-- Task objective --
Search the records for "label". Report every line where it occurs.

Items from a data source
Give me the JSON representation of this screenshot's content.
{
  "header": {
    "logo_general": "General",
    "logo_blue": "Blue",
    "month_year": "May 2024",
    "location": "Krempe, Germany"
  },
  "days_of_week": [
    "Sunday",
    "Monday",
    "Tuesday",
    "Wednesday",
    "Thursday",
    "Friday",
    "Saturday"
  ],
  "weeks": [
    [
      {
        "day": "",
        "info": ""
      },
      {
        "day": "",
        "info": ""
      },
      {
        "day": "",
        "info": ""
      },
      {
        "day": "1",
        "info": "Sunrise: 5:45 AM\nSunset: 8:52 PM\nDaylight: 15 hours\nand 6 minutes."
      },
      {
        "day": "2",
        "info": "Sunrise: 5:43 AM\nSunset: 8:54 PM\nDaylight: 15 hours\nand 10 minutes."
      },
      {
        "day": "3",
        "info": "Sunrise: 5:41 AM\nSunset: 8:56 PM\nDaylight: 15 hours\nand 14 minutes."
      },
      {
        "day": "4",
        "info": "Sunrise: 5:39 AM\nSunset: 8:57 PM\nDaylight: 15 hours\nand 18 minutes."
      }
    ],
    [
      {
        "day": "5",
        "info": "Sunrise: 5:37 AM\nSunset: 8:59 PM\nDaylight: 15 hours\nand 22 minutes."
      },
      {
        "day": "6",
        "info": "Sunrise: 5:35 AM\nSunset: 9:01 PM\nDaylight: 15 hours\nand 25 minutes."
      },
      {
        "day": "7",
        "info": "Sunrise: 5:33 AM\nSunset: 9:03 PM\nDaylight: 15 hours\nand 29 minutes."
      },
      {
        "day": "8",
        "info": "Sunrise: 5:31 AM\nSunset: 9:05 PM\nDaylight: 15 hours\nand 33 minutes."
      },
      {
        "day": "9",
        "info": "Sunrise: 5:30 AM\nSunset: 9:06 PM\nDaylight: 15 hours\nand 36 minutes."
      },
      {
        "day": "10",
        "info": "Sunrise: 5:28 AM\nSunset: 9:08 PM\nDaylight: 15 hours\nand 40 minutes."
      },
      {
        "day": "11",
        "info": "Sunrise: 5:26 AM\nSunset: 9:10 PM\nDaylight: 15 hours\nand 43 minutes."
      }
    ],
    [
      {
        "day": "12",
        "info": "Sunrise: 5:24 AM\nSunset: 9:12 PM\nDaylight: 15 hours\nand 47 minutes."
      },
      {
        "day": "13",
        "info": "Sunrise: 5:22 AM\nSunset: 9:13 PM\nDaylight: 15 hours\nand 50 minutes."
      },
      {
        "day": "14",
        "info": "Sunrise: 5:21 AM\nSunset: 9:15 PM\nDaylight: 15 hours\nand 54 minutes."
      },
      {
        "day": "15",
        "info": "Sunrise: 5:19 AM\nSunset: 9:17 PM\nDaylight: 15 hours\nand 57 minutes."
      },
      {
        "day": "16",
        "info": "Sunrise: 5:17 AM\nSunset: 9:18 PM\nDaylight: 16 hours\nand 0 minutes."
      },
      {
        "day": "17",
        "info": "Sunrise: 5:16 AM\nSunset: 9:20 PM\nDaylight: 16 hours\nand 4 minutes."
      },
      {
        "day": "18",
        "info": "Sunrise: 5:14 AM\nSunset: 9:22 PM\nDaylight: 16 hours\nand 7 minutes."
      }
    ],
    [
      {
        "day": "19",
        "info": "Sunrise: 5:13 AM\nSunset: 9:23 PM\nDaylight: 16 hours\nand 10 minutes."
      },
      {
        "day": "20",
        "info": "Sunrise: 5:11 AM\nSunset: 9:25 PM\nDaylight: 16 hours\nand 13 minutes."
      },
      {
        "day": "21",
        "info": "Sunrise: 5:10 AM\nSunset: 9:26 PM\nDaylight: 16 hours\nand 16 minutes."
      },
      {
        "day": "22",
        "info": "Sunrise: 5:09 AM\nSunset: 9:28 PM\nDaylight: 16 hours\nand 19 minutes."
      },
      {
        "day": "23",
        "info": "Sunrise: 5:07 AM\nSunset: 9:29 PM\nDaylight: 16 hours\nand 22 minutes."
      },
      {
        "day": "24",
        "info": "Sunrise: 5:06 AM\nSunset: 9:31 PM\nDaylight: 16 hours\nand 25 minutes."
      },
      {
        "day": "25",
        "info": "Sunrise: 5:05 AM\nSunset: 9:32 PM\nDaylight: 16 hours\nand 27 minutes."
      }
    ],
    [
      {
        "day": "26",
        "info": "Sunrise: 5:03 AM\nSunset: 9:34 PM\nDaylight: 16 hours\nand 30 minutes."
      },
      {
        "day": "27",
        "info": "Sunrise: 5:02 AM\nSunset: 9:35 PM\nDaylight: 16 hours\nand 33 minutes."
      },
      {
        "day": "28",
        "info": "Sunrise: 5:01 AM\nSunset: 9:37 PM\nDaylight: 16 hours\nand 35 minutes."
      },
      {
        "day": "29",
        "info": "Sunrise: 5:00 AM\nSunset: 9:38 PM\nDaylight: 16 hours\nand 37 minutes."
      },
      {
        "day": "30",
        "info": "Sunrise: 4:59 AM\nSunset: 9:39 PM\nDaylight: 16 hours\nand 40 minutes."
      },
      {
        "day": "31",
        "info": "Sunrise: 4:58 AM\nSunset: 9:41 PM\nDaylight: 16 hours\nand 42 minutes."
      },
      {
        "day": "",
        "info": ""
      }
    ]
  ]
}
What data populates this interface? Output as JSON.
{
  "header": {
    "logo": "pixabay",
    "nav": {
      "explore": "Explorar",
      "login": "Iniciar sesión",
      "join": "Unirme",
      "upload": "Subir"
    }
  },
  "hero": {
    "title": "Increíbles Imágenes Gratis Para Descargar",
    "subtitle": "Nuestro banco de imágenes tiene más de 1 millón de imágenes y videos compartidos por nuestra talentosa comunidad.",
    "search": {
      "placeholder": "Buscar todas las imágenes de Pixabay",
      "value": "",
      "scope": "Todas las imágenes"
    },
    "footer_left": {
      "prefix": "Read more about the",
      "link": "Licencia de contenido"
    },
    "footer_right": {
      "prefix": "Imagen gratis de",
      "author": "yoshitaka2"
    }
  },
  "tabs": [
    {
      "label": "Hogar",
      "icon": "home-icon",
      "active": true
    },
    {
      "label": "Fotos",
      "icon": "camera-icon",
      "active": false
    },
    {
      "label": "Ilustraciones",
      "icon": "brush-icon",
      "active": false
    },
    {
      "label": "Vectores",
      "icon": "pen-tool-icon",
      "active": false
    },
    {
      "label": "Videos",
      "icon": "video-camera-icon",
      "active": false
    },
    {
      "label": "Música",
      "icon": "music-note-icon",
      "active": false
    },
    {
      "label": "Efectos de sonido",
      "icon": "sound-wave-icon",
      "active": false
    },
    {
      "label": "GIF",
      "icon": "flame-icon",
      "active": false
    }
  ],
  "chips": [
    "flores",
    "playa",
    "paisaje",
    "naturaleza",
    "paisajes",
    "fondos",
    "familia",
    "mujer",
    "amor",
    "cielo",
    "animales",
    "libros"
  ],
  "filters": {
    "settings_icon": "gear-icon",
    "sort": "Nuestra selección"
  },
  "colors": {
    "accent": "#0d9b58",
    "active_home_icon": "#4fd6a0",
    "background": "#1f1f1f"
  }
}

-- Answer section --
      "label": "Hogar",
      "label": "Fotos",
      "label": "Ilustraciones",
      "label": "Vectores",
      "label": "Videos",
      "label": "Música",
      "label": "Efectos de sonido",
      "label": "GIF",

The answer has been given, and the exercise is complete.